They have ruled Germany together for 15 years. Now they are at Europe’s helm. With the start of the German EU Presidency, Chancellor Angela Merkel and European Commission President Ursula von der Leyen have, together, forged plans to navigate Europe out of crisis, EURACTIV Germany reports.
Von der Leyen and Merkel discussed by video call on Thursday (2 July) how they can use the German Presidency to get Europe through the crisis.
During the press conference that followed, their friendship was apparent as they addressed each other by their first names and laughed together. Von der Leyen mentioned the “joy and cordiality” between them.
A shared past
The two are not only party colleagues from the Christian Democratic Union (CDU). Merkel brought von der Leyen into her first government cabinet in 2005, to serve as Family and Women’s Affairs Minister.
Until she moved to Brussels, von der Leyen was a permanent member of Merkel’s cabinet, serving as labour minister, and then as defence minister, making her the last ‘survivor’ of Merkel’s first cabinet.
However, during these 15 years, their relationship was not always so harmonious. For instance, von der Leyen had two strong chances of becoming Germany’s first female president in 2004 and 2010 but was snubbed both times as Merkel chose a different candidate.
It must have been especially painful in 2010, when the media talked about von der Leyen as a favoured candidate.
But later, when Merkel was criticised over her refugee policy, the defence minister stood behind the leader. When the now-European Commission President was caught in the crossfire in 2017 because of her dealings with right-wing extremists, Merkel assured her of “all the support she needs”.
On China: ‘Very critical’ of human rights
In terms of content, the press conference repeatedly dealt with China and the European reaction to the security law in Hong Kong. The Commission President described relations in some areas as “very complex”, saying that China was both an “important partner” and a “systemic rival”.
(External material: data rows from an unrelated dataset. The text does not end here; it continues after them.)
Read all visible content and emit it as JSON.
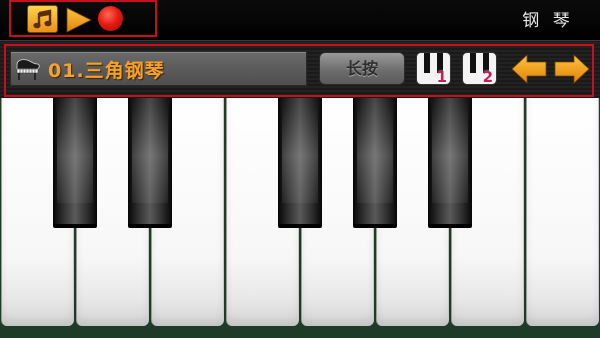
{
  "header": {
    "title": "钢 琴",
    "music_icon": "music-note-icon",
    "play_icon": "play-icon",
    "record_icon": "record-icon"
  },
  "controls": {
    "instrument_icon": "grand-piano-icon",
    "instrument_name": "01.三角钢琴",
    "sustain_label": "长按",
    "layout_buttons": [
      {
        "label": "1",
        "icon": "keyboard-layout-icon"
      },
      {
        "label": "2",
        "icon": "keyboard-layout-icon"
      }
    ],
    "prev_icon": "arrow-left-icon",
    "next_icon": "arrow-right-icon"
  },
  "keyboard": {
    "white_keys": 8,
    "black_keys": 5
  },
  "colors": {
    "accent_orange": "#f6a12a",
    "record_red": "#e81b12",
    "highlight_border": "#c8101c",
    "layout_number": "#c81d5a",
    "floor_green": "#1e3a28"
  }
}
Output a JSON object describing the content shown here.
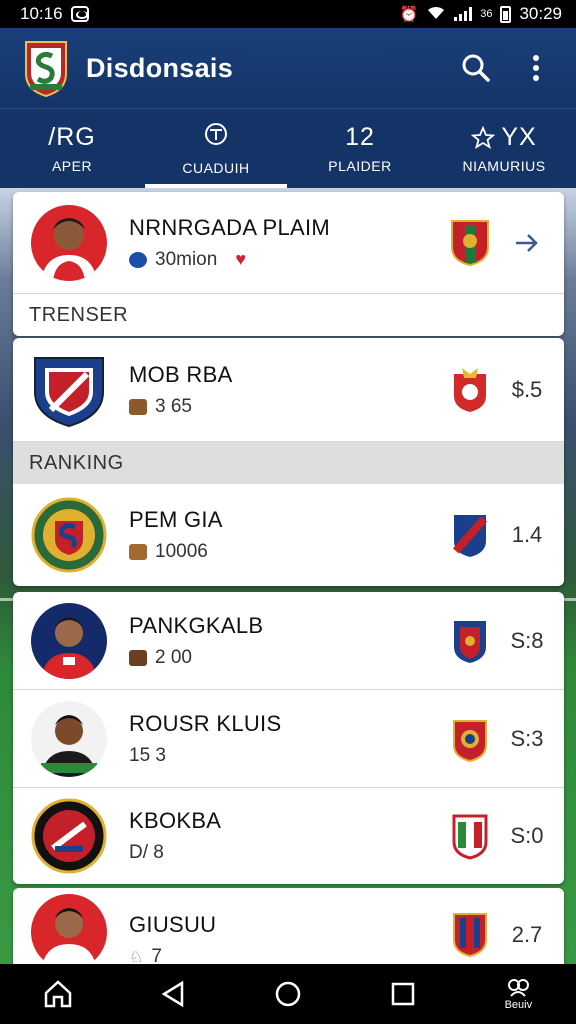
{
  "status_bar": {
    "time": "10:16",
    "clock_right": "30:29",
    "small_text": "36"
  },
  "app_bar": {
    "title": "Disdonsais",
    "search_icon": "search-icon",
    "more_icon": "more-vertical-icon"
  },
  "tabs": [
    {
      "top": "/RG",
      "label": "APER",
      "active": false
    },
    {
      "top": "",
      "label": "CUADUIH",
      "active": true
    },
    {
      "top": "12",
      "label": "PLAIDER",
      "active": false
    },
    {
      "top": "YX",
      "label": "NIAMURIUS",
      "active": false
    }
  ],
  "card1": {
    "player": {
      "name": "NRNRGADA PLAIM",
      "meta": "30mion"
    },
    "section_label": "TRENSER"
  },
  "card2": {
    "club": {
      "name": "MOB RBA",
      "meta": "3 65",
      "value": "$.5"
    },
    "section_label": "RANKING",
    "club2": {
      "name": "PEM GIA",
      "meta": "10006",
      "value": "1.4"
    }
  },
  "card3": {
    "rows": [
      {
        "name": "PANKGKALB",
        "meta": "2 00",
        "value": "S:8"
      },
      {
        "name": "ROUSR KLUIS",
        "meta": "15 3",
        "value": "S:3"
      },
      {
        "name": "KBOKBA",
        "meta": "D/ 8",
        "value": "S:0"
      }
    ]
  },
  "card4": {
    "name": "GIUSUU",
    "meta": "7",
    "value": "2.7"
  },
  "nav_bar": {
    "home_icon": "home-icon",
    "back_icon": "back-icon",
    "circle_icon": "home-circle-icon",
    "square_icon": "recents-icon",
    "extra_label": "Beuiv"
  },
  "colors": {
    "primary": "#143468",
    "accent": "#1a3f7a",
    "card": "#ffffff"
  }
}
They emphasised that they wanted to talk to Beijing not only about economic relations but also about human rights, of which Europe was “very critical”. According to Merkel, it was also necessary to discuss whether and how the principle of “one country, two systems” could still exist with this security law.
Von der Leyen did not address the question of possible sanctions but said that China must have an interest in functioning trade relations. If Europe showed a united and self-confident stance, she added, this would have a “long-term effect in China”.
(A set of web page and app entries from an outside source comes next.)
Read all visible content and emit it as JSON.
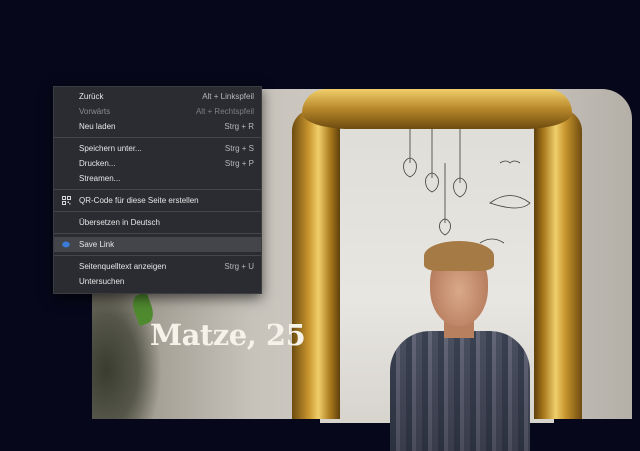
{
  "photo": {
    "caption": "Matze, 25"
  },
  "context_menu": {
    "items": [
      {
        "label": "Zurück",
        "shortcut": "Alt + Linkspfeil",
        "disabled": false
      },
      {
        "label": "Vorwärts",
        "shortcut": "Alt + Rechtspfeil",
        "disabled": true
      },
      {
        "label": "Neu laden",
        "shortcut": "Strg + R",
        "disabled": false
      },
      {
        "label": "Speichern unter...",
        "shortcut": "Strg + S",
        "disabled": false
      },
      {
        "label": "Drucken...",
        "shortcut": "Strg + P",
        "disabled": false
      },
      {
        "label": "Streamen...",
        "shortcut": "",
        "disabled": false
      },
      {
        "label": "QR-Code für diese Seite erstellen",
        "shortcut": "",
        "icon": "qr-code-icon"
      },
      {
        "label": "Übersetzen in Deutsch",
        "shortcut": ""
      },
      {
        "label": "Save Link",
        "shortcut": "",
        "icon": "save-link-extension-icon",
        "highlighted": true
      },
      {
        "label": "Seitenquelltext anzeigen",
        "shortcut": "Strg + U"
      },
      {
        "label": "Untersuchen",
        "shortcut": ""
      }
    ]
  },
  "colors": {
    "page_background": "#06071a",
    "menu_background": "#2b2c31",
    "menu_highlight": "#43454b",
    "save_icon_blue": "#3a7bd5"
  }
}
When it comes to a post-Brexit trade agreement, a pressing matter for the German EU Presidency, Merkel said that work was already “at full speed”. However, she said that the agreement would not come at any price.
“We also have to prepare for another case”, code for a ‘no deal’ scenario, said Merkel, adding that this would be carried out together with the Commission.
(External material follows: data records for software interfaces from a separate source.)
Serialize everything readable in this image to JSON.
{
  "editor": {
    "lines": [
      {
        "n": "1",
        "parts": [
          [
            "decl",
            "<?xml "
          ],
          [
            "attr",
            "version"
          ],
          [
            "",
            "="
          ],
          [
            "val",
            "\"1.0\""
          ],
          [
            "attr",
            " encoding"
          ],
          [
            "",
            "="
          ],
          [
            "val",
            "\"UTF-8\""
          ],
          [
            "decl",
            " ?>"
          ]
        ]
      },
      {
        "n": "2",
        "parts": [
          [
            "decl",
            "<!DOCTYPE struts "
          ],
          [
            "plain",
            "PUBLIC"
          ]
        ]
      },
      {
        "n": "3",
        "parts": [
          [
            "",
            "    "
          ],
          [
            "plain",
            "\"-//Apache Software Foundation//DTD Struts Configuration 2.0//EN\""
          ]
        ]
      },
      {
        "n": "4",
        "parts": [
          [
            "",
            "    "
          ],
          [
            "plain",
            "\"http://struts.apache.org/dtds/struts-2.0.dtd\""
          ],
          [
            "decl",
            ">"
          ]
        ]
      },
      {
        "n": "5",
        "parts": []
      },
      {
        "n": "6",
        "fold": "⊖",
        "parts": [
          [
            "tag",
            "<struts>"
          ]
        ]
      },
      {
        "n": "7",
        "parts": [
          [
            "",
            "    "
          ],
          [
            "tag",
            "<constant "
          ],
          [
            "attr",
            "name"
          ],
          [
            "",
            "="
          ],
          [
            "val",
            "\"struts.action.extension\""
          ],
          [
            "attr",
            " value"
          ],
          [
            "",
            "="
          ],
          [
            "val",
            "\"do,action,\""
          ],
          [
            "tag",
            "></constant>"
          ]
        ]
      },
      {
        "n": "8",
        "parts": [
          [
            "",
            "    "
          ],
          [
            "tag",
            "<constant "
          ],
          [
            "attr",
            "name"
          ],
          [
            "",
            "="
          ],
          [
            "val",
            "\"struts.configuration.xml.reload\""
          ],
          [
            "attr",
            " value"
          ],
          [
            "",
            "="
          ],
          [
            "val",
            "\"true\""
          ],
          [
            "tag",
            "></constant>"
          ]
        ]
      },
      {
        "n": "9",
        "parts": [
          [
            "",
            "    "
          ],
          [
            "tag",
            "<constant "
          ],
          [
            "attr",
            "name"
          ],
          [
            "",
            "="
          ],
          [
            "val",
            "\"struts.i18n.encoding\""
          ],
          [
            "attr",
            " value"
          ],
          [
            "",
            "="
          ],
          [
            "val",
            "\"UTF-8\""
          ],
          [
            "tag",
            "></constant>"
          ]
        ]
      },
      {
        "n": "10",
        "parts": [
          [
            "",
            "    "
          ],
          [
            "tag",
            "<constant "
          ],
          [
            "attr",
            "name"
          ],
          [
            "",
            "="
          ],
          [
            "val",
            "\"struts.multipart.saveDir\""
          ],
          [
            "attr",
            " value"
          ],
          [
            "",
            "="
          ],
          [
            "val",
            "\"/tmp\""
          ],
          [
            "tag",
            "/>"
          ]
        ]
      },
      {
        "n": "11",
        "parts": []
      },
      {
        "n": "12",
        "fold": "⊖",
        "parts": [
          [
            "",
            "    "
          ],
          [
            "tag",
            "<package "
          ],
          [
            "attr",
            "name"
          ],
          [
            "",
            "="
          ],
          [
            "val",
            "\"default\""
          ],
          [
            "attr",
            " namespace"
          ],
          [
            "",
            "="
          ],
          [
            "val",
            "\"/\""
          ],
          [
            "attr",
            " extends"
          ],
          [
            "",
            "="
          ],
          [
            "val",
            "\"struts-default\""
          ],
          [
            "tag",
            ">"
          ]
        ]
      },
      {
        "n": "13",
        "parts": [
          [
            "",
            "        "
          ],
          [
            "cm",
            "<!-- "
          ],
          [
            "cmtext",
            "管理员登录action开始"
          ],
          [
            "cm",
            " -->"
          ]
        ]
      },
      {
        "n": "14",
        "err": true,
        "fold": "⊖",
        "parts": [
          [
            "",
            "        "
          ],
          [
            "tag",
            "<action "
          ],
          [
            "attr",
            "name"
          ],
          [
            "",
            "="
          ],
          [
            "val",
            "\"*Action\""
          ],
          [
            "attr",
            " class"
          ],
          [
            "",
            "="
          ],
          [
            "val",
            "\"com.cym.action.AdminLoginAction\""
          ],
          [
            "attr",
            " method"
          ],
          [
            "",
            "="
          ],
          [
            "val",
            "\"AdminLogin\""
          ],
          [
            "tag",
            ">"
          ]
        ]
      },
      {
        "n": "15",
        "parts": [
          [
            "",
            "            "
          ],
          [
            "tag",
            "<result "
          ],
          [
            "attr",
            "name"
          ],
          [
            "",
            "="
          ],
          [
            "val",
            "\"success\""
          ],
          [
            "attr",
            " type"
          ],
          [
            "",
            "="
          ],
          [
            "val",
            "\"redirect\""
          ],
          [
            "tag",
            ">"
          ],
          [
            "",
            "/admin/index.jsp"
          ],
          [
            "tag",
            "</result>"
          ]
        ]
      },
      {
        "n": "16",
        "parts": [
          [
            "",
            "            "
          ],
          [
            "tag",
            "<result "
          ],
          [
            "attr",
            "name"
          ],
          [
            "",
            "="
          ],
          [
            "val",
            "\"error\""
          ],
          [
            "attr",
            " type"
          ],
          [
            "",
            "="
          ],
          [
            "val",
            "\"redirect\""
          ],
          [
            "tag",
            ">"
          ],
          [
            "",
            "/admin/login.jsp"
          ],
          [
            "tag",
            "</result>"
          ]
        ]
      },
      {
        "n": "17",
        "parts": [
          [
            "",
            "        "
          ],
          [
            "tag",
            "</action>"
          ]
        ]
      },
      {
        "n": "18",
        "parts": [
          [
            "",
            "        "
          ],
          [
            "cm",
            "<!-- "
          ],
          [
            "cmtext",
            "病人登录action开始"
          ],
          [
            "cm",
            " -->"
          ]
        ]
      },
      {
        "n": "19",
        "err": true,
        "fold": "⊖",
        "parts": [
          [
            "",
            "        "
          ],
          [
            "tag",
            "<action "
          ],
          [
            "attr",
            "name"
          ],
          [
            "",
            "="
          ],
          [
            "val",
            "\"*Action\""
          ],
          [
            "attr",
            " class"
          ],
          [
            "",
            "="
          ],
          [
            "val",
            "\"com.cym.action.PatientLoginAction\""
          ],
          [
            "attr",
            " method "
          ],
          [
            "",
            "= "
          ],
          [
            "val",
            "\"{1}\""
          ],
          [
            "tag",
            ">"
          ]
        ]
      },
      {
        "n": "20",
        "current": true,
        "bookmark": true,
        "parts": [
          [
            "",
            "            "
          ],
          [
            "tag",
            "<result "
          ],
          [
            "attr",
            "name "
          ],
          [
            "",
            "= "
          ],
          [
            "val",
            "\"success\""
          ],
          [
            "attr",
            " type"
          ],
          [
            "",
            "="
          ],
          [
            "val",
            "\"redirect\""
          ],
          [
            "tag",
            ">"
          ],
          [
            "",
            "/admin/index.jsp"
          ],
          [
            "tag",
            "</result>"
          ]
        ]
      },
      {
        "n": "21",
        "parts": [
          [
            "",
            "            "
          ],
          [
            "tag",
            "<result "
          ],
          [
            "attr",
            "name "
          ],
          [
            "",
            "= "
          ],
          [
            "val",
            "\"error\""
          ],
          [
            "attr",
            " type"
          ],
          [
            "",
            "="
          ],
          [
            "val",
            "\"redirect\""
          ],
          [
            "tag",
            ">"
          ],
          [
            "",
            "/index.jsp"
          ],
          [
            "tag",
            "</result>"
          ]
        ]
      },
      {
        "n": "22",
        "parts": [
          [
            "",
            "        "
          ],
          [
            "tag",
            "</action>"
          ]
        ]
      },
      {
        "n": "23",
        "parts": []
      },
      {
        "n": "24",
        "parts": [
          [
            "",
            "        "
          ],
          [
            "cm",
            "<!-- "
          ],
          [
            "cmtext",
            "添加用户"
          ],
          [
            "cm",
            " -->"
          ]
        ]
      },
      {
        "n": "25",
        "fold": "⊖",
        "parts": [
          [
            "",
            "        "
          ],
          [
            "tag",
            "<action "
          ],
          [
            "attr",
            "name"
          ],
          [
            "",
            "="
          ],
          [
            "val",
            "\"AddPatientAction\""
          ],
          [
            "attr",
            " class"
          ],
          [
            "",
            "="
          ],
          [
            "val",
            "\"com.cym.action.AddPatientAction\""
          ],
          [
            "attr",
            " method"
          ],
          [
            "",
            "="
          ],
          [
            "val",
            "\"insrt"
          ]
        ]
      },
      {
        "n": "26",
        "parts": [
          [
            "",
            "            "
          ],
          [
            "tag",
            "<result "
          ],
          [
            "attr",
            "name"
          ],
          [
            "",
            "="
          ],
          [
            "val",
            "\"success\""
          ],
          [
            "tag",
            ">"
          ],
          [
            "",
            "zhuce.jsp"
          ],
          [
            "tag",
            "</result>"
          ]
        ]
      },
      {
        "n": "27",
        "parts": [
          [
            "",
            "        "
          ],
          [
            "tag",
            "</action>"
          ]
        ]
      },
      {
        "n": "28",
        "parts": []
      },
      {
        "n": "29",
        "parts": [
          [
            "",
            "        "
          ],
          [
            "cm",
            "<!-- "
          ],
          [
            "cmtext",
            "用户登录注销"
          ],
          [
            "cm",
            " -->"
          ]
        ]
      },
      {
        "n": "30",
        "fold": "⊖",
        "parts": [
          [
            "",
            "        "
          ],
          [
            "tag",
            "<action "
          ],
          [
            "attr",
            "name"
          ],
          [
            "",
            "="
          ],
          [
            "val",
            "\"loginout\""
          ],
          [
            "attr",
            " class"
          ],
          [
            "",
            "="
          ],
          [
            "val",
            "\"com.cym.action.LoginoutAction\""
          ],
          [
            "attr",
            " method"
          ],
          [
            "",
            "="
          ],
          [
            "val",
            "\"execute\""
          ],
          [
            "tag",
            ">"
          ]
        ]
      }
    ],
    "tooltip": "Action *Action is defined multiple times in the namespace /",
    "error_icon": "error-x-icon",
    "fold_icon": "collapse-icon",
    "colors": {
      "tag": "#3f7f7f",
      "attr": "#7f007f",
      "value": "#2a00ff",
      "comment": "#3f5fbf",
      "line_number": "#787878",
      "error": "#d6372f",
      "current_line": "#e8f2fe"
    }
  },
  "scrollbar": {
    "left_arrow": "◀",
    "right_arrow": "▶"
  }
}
MFF: Agreement to be reached in the summer
With a view to the upcoming EU summit of heads of state and government scheduled for 17-18 July in Brussels which will focus on the negotiations on the multiannual financial framework (MFF), Merkel said she was heading there with the aim of “reaching an agreement”.
Tough negotiations are expected, particularly with the so-called ‘Frugal Four’ – Austria, Sweden, Denmark and the Netherlands – still rejecting the idea of granting aid in the form of subsidies.
While Dutch Prime Minister Mark Rutte recently emphasised this to the Italian newspaper Corriere della Sera, he also, for the first time, gave signals that he was open to compromise.
Now Merkel has increased the pressure on the ‘Frugal Four’ by refusing to postpone negotiations. She said she could think of no other option “than to reach an agreement in the summer”.
[Edited by Benjamin Fox]